• _WORK INSTRUCTIONS_: Where a line below has the string "value" in it, include it in the count, and give that count alone.

(Interface dataset entries)
--------------------------------

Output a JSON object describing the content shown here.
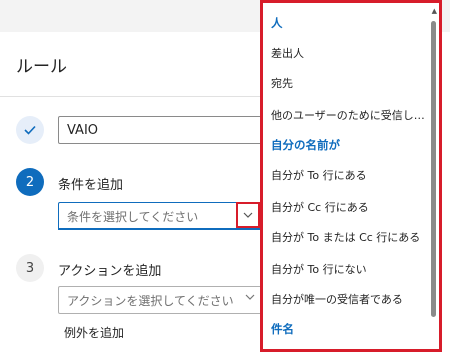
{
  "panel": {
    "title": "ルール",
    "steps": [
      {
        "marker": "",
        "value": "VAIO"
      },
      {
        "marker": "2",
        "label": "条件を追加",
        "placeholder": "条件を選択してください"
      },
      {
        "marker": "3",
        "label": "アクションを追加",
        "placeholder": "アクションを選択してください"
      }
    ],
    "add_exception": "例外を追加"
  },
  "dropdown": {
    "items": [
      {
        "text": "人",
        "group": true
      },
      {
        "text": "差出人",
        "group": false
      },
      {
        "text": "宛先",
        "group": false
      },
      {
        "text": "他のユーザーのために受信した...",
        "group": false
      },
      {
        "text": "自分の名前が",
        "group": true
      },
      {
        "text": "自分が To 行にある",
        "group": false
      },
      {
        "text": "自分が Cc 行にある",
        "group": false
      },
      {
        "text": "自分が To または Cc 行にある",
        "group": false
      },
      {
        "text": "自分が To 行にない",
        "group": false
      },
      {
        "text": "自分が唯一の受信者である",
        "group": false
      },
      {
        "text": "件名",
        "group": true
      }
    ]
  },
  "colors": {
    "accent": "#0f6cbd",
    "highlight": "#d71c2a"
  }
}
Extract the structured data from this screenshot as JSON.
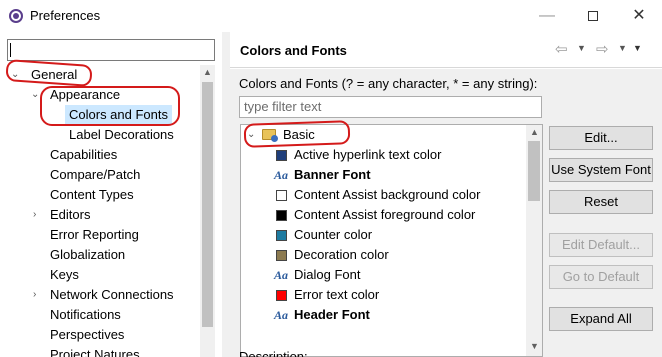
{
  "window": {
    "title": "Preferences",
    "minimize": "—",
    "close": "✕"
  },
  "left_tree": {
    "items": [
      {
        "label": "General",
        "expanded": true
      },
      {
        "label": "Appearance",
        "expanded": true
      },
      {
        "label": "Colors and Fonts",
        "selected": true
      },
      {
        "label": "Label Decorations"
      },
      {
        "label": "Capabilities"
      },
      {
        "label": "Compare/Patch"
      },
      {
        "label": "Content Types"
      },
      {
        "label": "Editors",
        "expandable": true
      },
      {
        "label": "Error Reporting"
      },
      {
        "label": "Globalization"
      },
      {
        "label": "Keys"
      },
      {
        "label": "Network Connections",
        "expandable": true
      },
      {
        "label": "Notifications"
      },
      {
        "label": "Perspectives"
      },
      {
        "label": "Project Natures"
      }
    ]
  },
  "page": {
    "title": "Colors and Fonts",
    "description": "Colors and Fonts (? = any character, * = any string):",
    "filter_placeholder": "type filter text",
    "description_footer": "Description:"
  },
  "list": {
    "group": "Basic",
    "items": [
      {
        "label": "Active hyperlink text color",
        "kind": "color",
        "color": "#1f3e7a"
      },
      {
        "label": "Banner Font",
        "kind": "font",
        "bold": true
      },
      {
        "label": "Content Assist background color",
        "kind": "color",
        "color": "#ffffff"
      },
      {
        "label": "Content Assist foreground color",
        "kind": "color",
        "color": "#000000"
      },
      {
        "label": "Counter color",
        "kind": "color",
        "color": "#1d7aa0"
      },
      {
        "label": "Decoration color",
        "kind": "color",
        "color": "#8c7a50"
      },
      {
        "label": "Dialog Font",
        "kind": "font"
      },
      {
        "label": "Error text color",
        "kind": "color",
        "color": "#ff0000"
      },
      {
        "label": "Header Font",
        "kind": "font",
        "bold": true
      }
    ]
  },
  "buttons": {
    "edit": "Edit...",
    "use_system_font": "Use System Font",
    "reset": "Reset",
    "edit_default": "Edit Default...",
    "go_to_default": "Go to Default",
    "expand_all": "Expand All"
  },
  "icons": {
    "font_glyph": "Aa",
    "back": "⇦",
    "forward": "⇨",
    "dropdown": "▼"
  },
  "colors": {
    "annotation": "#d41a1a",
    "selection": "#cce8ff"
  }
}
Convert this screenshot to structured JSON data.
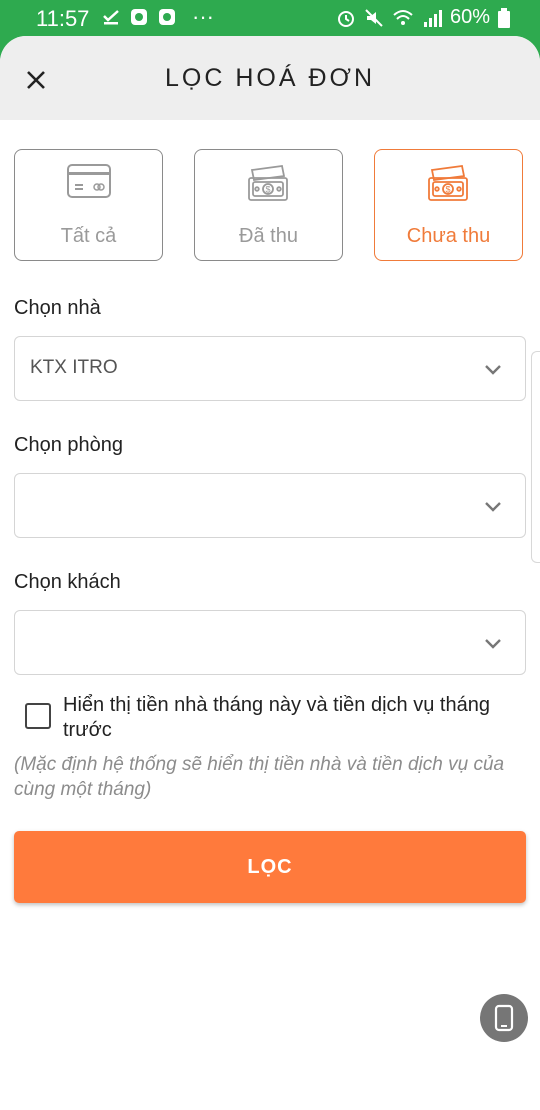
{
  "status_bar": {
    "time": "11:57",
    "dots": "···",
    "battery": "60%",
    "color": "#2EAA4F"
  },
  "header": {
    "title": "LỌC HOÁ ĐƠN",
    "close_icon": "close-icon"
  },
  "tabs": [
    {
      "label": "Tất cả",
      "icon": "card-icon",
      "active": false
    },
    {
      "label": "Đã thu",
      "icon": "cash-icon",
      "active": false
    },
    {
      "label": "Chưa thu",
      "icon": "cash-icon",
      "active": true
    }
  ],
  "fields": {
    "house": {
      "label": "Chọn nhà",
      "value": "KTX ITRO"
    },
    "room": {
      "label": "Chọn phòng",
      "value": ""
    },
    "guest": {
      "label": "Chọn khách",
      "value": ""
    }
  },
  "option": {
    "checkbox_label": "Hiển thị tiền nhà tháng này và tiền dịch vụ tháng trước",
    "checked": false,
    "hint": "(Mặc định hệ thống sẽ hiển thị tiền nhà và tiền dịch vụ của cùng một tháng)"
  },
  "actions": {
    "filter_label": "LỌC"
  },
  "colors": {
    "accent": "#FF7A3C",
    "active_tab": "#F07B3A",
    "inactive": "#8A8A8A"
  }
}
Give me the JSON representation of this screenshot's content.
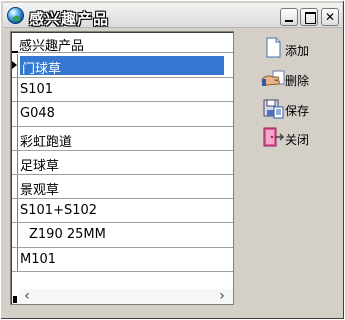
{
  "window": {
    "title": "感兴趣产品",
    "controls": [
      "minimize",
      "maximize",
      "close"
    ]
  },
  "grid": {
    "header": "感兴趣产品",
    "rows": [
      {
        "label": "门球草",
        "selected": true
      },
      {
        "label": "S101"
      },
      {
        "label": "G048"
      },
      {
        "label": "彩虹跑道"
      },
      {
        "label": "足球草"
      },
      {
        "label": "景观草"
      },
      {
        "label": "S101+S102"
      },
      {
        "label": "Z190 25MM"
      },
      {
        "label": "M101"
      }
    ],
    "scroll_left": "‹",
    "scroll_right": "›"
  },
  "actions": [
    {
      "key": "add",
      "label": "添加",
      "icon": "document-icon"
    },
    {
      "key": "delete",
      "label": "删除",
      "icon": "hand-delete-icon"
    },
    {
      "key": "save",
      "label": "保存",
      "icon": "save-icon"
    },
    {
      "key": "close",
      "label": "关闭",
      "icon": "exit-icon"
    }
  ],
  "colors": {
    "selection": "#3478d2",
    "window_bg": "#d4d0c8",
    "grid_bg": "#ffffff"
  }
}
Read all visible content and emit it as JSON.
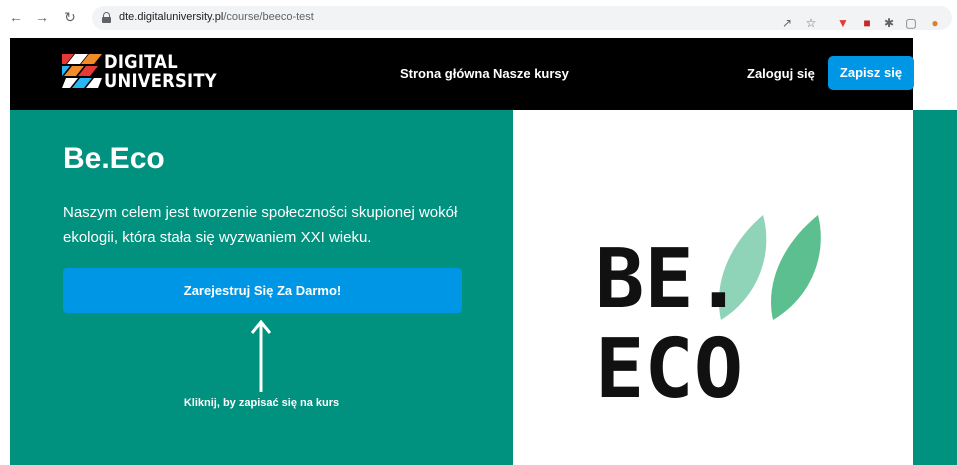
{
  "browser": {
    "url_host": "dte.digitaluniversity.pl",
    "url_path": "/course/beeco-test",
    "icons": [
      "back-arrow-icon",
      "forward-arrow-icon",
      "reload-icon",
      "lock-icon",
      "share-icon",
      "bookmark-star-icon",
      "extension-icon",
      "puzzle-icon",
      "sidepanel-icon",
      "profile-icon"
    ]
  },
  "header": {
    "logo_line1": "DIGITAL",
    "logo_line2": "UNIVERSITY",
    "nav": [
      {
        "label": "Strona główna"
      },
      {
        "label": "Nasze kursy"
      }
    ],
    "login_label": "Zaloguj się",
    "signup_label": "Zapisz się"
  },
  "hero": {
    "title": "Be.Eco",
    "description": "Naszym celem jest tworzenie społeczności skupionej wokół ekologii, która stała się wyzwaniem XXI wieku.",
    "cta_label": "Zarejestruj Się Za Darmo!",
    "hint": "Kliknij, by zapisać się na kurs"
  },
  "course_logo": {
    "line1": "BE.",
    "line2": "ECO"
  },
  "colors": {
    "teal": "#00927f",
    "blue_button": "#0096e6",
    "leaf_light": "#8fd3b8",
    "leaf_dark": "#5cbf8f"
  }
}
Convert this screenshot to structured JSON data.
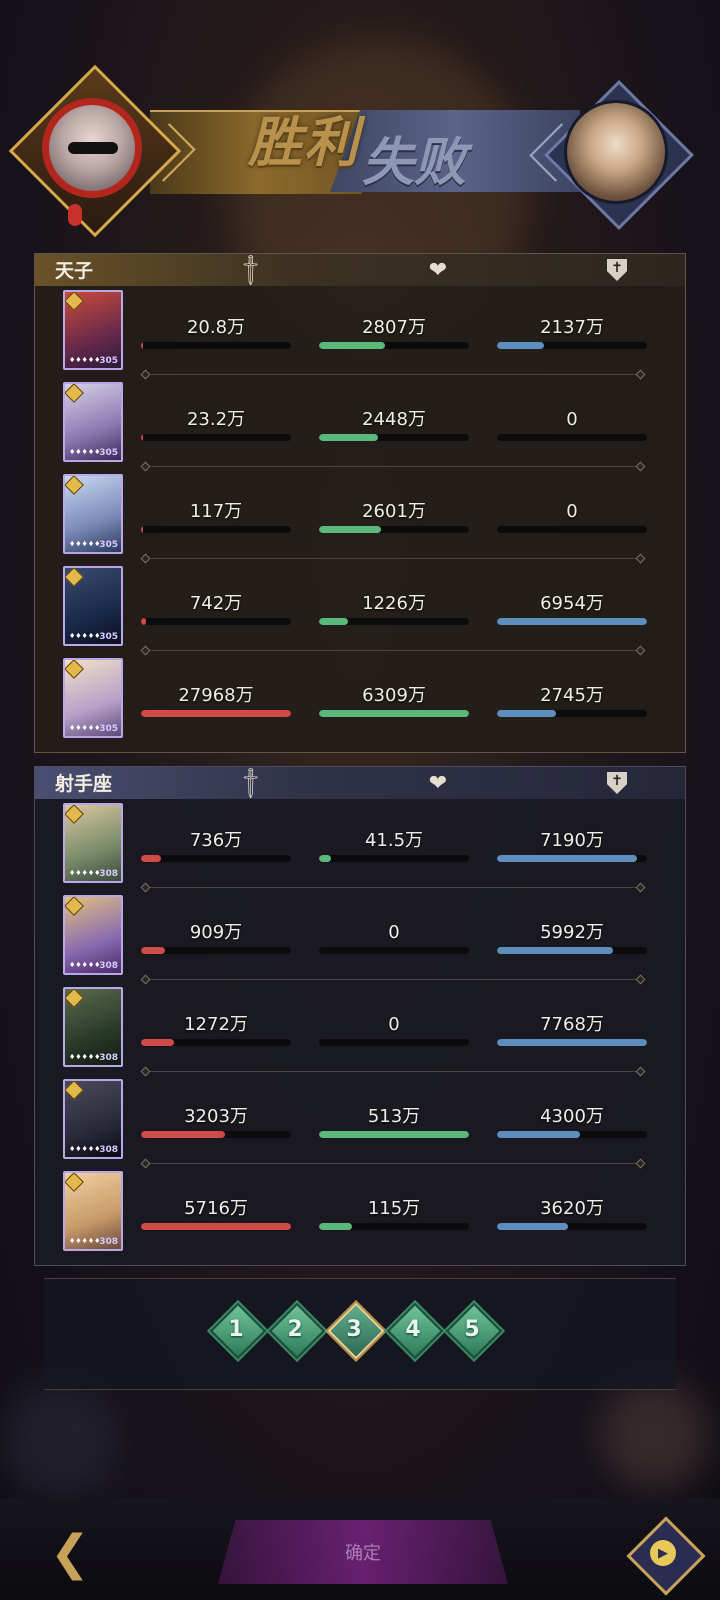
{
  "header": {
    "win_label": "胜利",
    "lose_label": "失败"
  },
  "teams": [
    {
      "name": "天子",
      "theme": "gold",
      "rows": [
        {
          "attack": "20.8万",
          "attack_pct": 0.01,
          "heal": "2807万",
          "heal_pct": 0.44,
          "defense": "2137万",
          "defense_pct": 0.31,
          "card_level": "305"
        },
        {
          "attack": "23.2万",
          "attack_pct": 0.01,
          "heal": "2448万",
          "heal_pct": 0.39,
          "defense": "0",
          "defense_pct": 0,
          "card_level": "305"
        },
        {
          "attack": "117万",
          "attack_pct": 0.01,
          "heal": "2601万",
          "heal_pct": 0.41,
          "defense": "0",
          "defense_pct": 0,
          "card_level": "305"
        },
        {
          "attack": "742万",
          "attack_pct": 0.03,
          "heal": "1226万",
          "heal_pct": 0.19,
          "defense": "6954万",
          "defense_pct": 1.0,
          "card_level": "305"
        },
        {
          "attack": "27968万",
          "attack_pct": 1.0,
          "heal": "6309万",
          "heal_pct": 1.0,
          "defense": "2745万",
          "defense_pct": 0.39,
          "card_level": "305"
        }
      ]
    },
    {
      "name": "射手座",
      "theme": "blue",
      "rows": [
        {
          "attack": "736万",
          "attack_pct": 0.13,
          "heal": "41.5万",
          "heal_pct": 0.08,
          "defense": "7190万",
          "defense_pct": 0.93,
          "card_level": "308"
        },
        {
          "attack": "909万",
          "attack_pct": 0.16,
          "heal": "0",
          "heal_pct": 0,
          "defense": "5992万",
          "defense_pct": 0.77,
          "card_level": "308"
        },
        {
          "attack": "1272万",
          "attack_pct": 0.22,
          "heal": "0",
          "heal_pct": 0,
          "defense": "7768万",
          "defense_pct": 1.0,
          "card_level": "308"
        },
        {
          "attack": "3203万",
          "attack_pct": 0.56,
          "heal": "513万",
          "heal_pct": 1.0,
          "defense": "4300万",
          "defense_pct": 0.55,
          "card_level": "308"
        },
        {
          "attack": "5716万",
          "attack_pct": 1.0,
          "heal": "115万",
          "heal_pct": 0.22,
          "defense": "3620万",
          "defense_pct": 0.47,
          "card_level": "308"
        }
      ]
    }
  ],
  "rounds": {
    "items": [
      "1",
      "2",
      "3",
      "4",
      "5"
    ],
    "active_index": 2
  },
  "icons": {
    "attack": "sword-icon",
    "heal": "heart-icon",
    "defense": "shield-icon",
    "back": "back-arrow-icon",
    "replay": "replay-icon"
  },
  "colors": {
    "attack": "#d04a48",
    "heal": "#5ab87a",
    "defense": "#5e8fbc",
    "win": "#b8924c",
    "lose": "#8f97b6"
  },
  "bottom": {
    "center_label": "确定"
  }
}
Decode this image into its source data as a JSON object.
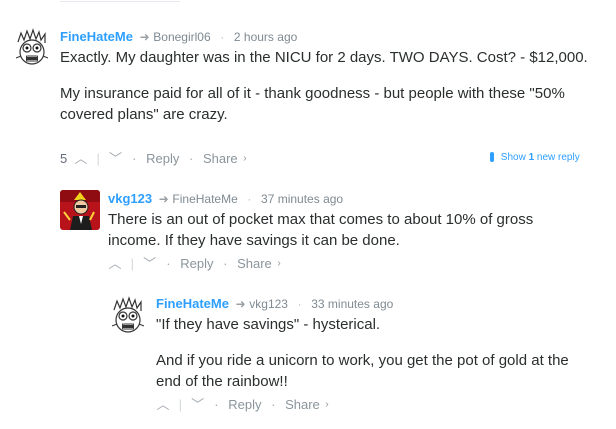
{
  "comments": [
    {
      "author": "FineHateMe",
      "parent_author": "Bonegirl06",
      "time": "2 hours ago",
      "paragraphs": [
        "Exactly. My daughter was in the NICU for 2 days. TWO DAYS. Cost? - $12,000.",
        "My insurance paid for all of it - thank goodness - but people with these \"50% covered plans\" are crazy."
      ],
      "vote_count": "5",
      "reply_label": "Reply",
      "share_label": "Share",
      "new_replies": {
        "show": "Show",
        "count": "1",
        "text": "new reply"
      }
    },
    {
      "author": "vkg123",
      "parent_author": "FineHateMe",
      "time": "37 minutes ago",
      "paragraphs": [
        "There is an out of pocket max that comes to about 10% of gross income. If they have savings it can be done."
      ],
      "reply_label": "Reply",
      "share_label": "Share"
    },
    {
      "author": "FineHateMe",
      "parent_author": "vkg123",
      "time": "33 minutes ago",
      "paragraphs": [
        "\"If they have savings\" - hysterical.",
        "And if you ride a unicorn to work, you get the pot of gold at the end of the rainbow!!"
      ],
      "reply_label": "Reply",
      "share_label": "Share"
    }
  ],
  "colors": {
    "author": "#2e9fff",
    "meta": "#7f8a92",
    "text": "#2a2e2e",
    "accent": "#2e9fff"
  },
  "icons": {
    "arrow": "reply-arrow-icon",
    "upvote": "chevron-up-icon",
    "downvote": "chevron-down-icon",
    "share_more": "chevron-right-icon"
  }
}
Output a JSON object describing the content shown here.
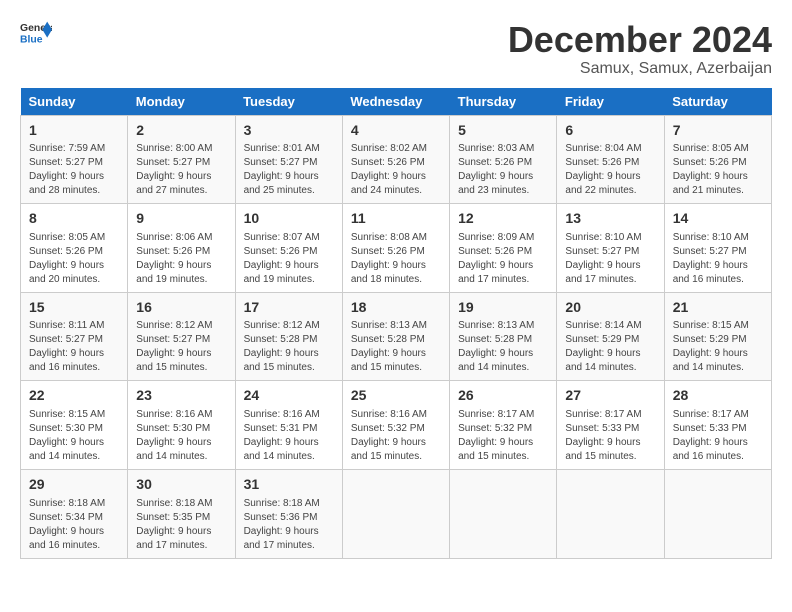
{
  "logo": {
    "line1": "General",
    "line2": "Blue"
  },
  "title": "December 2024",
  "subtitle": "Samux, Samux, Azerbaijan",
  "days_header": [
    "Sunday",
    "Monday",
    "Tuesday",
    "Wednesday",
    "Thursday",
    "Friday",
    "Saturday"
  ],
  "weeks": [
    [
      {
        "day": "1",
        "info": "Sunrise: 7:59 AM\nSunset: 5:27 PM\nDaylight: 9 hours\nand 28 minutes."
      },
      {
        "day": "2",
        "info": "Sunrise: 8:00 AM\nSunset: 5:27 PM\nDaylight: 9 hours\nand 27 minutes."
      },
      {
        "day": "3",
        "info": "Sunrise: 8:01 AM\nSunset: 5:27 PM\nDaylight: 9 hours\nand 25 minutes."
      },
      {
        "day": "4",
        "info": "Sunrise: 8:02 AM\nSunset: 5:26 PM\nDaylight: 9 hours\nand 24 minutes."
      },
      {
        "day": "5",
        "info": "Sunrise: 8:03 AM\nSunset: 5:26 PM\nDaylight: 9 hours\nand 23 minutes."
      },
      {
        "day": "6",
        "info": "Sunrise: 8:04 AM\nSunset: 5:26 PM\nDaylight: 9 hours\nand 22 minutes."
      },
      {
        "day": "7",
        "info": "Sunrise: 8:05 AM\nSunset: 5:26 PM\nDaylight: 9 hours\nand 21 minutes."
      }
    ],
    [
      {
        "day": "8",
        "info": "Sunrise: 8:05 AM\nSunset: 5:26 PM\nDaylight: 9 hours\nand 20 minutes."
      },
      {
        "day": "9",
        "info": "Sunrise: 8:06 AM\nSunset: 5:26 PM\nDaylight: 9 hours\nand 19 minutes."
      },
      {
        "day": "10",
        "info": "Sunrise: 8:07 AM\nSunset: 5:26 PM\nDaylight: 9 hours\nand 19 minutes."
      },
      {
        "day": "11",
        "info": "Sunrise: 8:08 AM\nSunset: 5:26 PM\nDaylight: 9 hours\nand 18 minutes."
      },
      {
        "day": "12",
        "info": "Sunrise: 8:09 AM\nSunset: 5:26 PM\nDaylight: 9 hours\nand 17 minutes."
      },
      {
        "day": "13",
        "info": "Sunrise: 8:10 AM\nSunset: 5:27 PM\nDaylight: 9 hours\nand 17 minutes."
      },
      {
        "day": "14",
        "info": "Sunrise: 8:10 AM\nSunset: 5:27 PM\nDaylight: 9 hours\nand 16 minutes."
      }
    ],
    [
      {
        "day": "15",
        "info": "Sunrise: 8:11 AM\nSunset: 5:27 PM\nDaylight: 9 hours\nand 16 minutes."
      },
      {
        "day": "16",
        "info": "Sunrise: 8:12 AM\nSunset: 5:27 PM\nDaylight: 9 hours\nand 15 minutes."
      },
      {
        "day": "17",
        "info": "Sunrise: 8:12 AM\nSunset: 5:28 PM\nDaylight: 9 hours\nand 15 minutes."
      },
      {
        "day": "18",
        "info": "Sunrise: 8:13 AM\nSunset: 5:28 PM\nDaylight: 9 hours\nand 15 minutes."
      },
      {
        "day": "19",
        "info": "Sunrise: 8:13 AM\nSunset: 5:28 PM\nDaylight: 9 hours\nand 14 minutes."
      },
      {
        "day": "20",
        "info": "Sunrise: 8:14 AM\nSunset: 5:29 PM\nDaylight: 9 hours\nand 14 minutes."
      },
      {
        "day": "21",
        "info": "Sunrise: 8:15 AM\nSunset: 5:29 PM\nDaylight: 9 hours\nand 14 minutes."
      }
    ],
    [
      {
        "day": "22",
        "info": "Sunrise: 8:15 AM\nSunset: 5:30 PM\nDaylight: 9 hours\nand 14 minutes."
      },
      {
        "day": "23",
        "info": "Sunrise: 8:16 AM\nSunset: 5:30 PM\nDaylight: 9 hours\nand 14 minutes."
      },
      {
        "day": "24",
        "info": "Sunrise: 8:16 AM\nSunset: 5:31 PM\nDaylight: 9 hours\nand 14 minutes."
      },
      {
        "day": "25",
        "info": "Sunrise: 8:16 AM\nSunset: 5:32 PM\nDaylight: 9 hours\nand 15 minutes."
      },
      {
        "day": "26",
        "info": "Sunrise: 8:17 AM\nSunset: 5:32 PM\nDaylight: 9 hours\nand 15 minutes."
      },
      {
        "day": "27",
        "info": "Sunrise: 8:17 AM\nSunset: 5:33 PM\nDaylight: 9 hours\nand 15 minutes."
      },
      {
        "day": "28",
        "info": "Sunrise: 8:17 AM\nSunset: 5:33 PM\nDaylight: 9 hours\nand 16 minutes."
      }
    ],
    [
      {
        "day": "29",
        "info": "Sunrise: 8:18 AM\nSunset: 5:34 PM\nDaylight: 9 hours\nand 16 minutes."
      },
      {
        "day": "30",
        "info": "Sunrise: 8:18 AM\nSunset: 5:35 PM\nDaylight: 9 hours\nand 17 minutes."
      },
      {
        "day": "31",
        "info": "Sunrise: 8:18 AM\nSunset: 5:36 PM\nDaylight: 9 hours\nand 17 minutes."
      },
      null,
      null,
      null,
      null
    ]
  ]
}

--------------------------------

• _SOLVED PROBLEM_: 4